• Work to complete
Could you please retype all of the entries exactly as they appear?

• Data for analysis
+===+
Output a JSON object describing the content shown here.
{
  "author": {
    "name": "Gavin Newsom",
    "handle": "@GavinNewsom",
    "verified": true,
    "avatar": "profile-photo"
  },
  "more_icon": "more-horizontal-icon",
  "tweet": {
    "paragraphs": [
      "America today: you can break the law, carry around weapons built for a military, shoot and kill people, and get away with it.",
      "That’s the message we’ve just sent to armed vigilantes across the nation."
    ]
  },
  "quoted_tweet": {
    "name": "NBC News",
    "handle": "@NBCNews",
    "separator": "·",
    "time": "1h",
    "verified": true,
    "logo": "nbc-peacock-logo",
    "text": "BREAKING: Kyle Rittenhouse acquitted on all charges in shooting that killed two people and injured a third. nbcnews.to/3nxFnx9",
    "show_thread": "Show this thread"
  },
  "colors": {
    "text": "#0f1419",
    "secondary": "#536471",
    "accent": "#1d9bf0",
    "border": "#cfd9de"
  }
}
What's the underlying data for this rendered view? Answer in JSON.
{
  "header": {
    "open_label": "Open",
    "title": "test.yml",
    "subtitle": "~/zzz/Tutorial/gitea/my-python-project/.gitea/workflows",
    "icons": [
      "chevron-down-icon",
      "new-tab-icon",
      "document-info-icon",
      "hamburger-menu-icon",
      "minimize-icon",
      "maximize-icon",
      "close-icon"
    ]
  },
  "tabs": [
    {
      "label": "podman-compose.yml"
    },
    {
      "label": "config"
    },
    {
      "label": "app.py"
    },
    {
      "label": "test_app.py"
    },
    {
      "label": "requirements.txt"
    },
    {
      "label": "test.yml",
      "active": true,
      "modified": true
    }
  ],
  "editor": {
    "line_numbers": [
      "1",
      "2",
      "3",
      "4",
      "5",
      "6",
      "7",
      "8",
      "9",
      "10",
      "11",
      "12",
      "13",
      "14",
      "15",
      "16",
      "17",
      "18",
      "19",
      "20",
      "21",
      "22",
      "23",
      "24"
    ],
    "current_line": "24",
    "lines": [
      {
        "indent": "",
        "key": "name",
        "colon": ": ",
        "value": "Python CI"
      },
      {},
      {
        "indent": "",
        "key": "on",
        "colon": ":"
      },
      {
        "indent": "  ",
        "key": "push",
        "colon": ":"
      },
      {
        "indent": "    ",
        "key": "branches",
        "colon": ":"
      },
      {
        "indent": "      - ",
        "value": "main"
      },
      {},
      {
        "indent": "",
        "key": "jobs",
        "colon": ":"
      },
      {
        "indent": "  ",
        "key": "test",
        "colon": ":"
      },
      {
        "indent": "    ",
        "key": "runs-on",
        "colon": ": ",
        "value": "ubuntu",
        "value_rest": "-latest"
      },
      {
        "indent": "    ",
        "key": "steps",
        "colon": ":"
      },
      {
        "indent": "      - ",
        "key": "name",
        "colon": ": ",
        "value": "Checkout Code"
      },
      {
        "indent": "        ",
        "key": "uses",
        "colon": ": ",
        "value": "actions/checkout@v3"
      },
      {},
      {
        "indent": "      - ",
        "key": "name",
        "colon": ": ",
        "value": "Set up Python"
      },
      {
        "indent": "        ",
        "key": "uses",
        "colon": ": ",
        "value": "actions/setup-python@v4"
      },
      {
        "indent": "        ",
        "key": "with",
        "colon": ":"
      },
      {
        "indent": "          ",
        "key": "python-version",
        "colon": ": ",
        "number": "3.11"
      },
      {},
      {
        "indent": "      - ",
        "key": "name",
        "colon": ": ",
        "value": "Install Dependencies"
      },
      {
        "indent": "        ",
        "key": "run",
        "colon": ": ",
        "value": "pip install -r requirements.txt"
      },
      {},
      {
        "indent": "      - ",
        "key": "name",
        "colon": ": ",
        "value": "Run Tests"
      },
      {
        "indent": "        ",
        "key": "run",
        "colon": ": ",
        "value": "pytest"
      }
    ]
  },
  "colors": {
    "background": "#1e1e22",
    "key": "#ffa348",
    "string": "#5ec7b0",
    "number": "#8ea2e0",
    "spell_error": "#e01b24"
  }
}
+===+
• Answer below
Output a JSON object describing the content shown here.
{
  "author": {
    "name": "Gavin Newsom",
    "handle": "@GavinNewsom",
    "verified": true,
    "avatar": "profile-photo"
  },
  "more_icon": "more-horizontal-icon",
  "tweet": {
    "paragraphs": [
      "America today: you can break the law, carry around weapons built for a military, shoot and kill people, and get away with it.",
      "That’s the message we’ve just sent to armed vigilantes across the nation."
    ]
  },
  "quoted_tweet": {
    "name": "NBC News",
    "handle": "@NBCNews",
    "separator": "·",
    "time": "1h",
    "verified": true,
    "logo": "nbc-peacock-logo",
    "text": "BREAKING: Kyle Rittenhouse acquitted on all charges in shooting that killed two people and injured a third. nbcnews.to/3nxFnx9",
    "show_thread": "Show this thread"
  },
  "colors": {
    "text": "#0f1419",
    "secondary": "#536471",
    "accent": "#1d9bf0",
    "border": "#cfd9de"
  }
}
What's the underlying data for this rendered view? Answer in JSON.
{
  "header": {
    "open_label": "Open",
    "title": "test.yml",
    "subtitle": "~/zzz/Tutorial/gitea/my-python-project/.gitea/workflows",
    "icons": [
      "chevron-down-icon",
      "new-tab-icon",
      "document-info-icon",
      "hamburger-menu-icon",
      "minimize-icon",
      "maximize-icon",
      "close-icon"
    ]
  },
  "tabs": [
    {
      "label": "podman-compose.yml"
    },
    {
      "label": "config"
    },
    {
      "label": "app.py"
    },
    {
      "label": "test_app.py"
    },
    {
      "label": "requirements.txt"
    },
    {
      "label": "test.yml",
      "active": true,
      "modified": true
    }
  ],
  "editor": {
    "line_numbers": [
      "1",
      "2",
      "3",
      "4",
      "5",
      "6",
      "7",
      "8",
      "9",
      "10",
      "11",
      "12",
      "13",
      "14",
      "15",
      "16",
      "17",
      "18",
      "19",
      "20",
      "21",
      "22",
      "23",
      "24"
    ],
    "current_line": "24",
    "lines": [
      {
        "indent": "",
        "key": "name",
        "colon": ": ",
        "value": "Python CI"
      },
      {},
      {
        "indent": "",
        "key": "on",
        "colon": ":"
      },
      {
        "indent": "  ",
        "key": "push",
        "colon": ":"
      },
      {
        "indent": "    ",
        "key": "branches",
        "colon": ":"
      },
      {
        "indent": "      - ",
        "value": "main"
      },
      {},
      {
        "indent": "",
        "key": "jobs",
        "colon": ":"
      },
      {
        "indent": "  ",
        "key": "test",
        "colon": ":"
      },
      {
        "indent": "    ",
        "key": "runs-on",
        "colon": ": ",
        "value": "ubuntu",
        "value_rest": "-latest"
      },
      {
        "indent": "    ",
        "key": "steps",
        "colon": ":"
      },
      {
        "indent": "      - ",
        "key": "name",
        "colon": ": ",
        "value": "Checkout Code"
      },
      {
        "indent": "        ",
        "key": "uses",
        "colon": ": ",
        "value": "actions/checkout@v3"
      },
      {},
      {
        "indent": "      - ",
        "key": "name",
        "colon": ": ",
        "value": "Set up Python"
      },
      {
        "indent": "        ",
        "key": "uses",
        "colon": ": ",
        "value": "actions/setup-python@v4"
      },
      {
        "indent": "        ",
        "key": "with",
        "colon": ":"
      },
      {
        "indent": "          ",
        "key": "python-version",
        "colon": ": ",
        "number": "3.11"
      },
      {},
      {
        "indent": "      - ",
        "key": "name",
        "colon": ": ",
        "value": "Install Dependencies"
      },
      {
        "indent": "        ",
        "key": "run",
        "colon": ": ",
        "value": "pip install -r requirements.txt"
      },
      {},
      {
        "indent": "      - ",
        "key": "name",
        "colon": ": ",
        "value": "Run Tests"
      },
      {
        "indent": "        ",
        "key": "run",
        "colon": ": ",
        "value": "pytest"
      }
    ]
  },
  "colors": {
    "background": "#1e1e22",
    "key": "#ffa348",
    "string": "#5ec7b0",
    "number": "#8ea2e0",
    "spell_error": "#e01b24"
  }
}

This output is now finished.